Encanto, for the most part, is a lot lighter and a lot simpler. Looking at it on the surface, it’s a fairly generic Disney story about an outsider (this time in her own family) becoming the one to save the day as everyone around her begins to lose their powers. As such, this doesn’t have the gripping narrative thrills of some of Disney’s classic family adventures, and it also struggles to inject captivating emotion into the mix.
While the movie is really sweet, and the lead character is perfectly lovable, it never really tackles any challenging emotional themes. There certainly isn’t a moment that even resembles a classic Disney tearjerker, and attempts to use secondary characters to further the story of the family dynamic generally fall flat.
That being said, one thing that Encanto does do well is deliver some colourful variety. Not only is it a visually delightful watch that’s reminiscent of the dazzling Pixar adventure Coco, but its wide ensemble cast of characters all get a moment in the limelight to show off their different magical abilities, many of which make for some good laughs.
Most of the powers aren’t immensely original – with the exception of one family member’s enjoyably hectic weather power – but they do point to a film that’s got a nice sense of imagination, even if it doesn’t show anything that will really wow you.
In general, Encanto is a fairly predictable Disney movie that does little to stand out from the crowd. The only point where it does feel different to all the films that have come before is in its brand of music. And unfortunately, this more modern streak of Disney music really doesn’t have the power or the magic of the studio’s love for show tunes.
The lyrics of the songs were written by Lin-Manuel Miranda, of Hamilton and Tick, Tick…Boom! fame. The hallmarks of his songwriting style are all over the music in Encanto, from the use of rap to plain, straightforward professions of feelings and emotions in lyrics that skirt some of the more elegant and melodramatic traditions of Disney.
Unfortunately, none of the songs in this movie ever stick in the mind, and most feel more jarring than helpful in progressing the story. From the way-too-fast lyrics in the opening number to rather boring and repetitive themes in side characters’ songs, this is unfortunately one of the poorest Disney movies from a musical standpoint, and a disappointing step away from the iconic brand of music that always adds an extra level of energy and spectacle to the table.
On the whole, then, I found Encanto to be rather a mixed bag.

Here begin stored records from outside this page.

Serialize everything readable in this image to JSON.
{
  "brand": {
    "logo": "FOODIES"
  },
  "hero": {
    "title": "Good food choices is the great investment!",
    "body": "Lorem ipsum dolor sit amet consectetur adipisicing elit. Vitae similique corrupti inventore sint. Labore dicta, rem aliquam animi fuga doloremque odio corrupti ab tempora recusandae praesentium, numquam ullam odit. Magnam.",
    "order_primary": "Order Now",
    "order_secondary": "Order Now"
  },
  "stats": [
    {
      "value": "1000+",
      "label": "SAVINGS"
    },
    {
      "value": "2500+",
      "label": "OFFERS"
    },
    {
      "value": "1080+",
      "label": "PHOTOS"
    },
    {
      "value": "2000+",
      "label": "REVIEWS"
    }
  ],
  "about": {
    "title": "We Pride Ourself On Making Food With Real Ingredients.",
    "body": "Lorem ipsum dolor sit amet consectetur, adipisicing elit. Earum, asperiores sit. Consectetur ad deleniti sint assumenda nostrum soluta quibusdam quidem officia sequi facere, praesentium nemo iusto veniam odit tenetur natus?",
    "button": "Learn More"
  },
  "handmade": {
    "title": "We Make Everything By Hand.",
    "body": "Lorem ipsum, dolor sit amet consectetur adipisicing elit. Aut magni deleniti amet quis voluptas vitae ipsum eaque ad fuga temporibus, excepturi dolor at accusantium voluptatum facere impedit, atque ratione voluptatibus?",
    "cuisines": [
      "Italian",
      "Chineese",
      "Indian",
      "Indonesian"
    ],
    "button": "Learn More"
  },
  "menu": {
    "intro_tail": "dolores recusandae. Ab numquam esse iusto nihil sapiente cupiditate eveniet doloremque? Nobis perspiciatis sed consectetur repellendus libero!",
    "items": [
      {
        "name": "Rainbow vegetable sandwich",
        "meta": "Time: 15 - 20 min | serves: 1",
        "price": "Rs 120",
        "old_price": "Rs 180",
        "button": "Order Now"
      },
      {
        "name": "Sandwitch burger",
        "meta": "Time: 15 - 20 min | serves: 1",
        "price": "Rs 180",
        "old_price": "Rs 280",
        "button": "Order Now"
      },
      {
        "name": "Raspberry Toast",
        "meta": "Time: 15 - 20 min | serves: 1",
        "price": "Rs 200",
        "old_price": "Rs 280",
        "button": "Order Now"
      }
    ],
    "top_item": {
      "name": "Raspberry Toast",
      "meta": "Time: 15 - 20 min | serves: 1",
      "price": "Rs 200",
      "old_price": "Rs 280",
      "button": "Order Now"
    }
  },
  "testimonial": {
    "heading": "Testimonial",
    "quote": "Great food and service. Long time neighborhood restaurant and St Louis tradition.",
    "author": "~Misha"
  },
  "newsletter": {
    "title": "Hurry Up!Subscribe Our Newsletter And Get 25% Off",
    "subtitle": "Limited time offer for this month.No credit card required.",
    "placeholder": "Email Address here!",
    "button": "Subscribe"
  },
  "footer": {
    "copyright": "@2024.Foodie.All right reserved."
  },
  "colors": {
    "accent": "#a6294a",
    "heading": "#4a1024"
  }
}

It’s a sweet, simple movie that’s full of visual sparkle and lovely characters, but it lacks the emotional resonance, narrative depth and above all musical spectacle of the very best Disney movies. And that’s why I’m giving it a 7.0.